I forgot to mention that my system is initialized at the inlet as uniforms values for k, omega and lm, the same values that I mentioned above. May be these unifor initial condition is the reason why interFoam falls.

 October 8, 2020, 21:10 #4 Senior Member   Charles Join Date: Aug 2016 Location: Vancouver, Canada Posts: 138 Rep Power: 8 k = (3/2)*(I*U)^2 is not mixing length, but is turbulent kinetic energy. So, I guess you need to review these initial values.

October 8, 2020, 23:41
#5
New Member

Diego Villegas Díaz
Join Date: Oct 2020
Posts: 4
Rep Power: 4
Quote:
 Originally Posted by Marpole k = (3/2)*(I*U)^2 is not mixing length, but is turbulent kinetic energy. So, I guess you need to review these initial values.
Ohh I made a mistake writing the last post. I know that k is turbulent Kinect energy. But I'm thinking that interFoam fall due the uniform initial condition un k and omega.

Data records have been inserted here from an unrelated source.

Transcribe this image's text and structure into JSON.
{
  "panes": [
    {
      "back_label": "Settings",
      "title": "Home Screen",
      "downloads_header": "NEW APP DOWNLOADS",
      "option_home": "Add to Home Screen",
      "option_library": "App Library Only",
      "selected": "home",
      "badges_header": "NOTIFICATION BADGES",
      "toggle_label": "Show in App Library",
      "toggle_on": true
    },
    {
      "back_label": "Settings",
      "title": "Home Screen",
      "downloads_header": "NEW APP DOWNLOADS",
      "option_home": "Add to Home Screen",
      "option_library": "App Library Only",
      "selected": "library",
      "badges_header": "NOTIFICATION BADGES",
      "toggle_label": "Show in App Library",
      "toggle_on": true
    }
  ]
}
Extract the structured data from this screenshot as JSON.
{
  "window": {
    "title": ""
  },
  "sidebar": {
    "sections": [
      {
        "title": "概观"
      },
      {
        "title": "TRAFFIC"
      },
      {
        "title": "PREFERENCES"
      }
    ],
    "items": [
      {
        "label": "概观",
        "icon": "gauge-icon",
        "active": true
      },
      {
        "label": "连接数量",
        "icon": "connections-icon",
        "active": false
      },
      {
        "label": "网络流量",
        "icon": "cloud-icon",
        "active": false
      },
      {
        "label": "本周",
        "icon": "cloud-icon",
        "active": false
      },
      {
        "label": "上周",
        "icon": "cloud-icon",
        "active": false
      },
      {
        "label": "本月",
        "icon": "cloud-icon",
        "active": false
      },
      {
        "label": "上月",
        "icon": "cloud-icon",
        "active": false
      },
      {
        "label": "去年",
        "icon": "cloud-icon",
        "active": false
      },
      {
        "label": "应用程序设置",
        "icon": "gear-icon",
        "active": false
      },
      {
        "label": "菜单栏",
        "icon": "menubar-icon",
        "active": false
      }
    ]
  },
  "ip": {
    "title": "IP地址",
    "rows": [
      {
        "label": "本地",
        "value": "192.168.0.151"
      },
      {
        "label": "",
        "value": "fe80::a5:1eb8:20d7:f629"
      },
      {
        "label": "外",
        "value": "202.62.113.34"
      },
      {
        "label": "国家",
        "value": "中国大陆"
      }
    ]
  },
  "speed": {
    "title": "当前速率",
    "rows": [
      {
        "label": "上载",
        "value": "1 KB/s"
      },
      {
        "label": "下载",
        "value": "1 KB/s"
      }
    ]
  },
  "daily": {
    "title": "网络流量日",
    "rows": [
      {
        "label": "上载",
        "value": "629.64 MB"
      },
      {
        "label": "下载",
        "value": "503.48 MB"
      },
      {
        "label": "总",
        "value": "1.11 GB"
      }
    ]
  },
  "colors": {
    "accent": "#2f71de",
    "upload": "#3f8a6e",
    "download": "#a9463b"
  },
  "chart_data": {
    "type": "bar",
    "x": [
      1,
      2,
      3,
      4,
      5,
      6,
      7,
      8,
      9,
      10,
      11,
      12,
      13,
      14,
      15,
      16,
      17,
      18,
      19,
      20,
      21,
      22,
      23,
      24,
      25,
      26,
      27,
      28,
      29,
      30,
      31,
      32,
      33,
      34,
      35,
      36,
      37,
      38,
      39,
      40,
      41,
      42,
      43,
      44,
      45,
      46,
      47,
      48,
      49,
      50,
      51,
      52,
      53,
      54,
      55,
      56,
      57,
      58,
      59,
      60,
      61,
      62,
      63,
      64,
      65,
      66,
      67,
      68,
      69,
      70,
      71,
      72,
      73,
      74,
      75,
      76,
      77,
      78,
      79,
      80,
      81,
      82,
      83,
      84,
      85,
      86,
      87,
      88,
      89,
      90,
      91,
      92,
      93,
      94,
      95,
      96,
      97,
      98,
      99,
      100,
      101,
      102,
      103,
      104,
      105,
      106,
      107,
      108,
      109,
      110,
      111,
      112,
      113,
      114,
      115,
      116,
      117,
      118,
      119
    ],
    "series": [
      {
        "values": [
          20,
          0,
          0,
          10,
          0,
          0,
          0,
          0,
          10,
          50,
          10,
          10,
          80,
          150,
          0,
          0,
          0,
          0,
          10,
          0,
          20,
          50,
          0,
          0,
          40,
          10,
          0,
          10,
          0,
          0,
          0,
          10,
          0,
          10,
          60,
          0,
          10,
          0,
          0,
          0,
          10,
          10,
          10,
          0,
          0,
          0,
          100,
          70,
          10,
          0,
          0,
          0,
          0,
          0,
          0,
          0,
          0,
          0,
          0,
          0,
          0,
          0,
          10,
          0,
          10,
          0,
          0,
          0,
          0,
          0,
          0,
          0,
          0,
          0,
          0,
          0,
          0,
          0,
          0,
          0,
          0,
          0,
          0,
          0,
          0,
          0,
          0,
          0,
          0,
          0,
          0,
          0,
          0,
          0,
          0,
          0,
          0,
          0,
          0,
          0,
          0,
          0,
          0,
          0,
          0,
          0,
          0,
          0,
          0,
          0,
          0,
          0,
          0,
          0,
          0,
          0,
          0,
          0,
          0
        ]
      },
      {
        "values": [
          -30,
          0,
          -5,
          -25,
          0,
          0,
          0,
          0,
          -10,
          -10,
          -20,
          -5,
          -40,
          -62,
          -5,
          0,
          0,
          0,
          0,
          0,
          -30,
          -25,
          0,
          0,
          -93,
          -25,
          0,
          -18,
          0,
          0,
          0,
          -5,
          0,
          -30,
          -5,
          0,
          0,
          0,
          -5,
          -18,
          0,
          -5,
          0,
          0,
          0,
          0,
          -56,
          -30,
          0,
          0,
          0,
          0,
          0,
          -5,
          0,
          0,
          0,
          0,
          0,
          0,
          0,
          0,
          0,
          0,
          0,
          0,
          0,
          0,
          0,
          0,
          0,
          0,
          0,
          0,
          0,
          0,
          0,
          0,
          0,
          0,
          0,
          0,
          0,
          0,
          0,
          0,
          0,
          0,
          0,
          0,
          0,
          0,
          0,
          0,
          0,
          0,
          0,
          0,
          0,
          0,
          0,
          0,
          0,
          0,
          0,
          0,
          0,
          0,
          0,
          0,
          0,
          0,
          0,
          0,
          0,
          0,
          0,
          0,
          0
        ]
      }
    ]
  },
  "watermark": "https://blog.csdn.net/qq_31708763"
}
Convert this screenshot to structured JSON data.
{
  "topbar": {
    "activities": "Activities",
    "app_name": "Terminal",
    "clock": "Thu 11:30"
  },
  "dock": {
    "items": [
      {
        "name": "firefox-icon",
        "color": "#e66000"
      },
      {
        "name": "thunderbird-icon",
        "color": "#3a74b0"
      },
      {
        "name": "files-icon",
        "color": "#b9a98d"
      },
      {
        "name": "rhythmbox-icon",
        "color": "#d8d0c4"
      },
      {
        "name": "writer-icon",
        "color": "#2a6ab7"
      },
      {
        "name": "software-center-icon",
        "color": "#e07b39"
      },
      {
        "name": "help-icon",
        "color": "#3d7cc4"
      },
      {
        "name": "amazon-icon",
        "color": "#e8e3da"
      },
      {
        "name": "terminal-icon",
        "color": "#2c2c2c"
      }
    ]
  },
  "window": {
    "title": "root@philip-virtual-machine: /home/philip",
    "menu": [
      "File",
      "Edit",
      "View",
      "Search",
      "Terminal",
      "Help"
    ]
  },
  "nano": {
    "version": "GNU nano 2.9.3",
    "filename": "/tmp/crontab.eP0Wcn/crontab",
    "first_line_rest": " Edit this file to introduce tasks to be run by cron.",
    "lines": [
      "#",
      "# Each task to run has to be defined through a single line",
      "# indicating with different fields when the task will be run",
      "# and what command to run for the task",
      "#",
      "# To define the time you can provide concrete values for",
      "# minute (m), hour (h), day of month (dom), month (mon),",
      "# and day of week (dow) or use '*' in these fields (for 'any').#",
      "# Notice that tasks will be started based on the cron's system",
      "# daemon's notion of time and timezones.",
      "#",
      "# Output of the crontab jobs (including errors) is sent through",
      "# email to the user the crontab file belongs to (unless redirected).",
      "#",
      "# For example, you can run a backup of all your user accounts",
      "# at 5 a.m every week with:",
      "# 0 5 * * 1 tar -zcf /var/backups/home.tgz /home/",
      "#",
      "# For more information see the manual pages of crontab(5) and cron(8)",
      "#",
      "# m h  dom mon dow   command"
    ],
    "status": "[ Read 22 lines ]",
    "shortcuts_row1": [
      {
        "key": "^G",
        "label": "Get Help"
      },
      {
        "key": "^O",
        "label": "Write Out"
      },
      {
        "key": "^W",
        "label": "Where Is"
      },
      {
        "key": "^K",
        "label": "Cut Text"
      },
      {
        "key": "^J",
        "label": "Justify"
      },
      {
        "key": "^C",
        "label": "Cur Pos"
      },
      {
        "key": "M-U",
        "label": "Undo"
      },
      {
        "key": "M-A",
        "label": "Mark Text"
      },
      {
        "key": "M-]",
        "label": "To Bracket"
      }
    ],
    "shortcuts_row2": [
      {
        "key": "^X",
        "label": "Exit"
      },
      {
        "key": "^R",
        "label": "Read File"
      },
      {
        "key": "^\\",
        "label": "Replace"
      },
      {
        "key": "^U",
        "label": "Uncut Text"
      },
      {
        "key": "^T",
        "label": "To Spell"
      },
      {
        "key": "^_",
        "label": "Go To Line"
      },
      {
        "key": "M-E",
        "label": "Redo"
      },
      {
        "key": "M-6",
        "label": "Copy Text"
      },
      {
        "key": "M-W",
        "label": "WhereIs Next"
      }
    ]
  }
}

 October 9, 2020, 02:44 #6 Senior Member   Charles Join Date: Aug 2016 Location: Vancouver, Canada Posts: 138 Rep Power: 8 You have two mixing length. The first mixing length 0.07Rh might be problematic and is too small. You can try 0.41Rh instead. DiegoAlonso likes this.

 Tags boundary condition, interfoam, k-omega model, open channel flow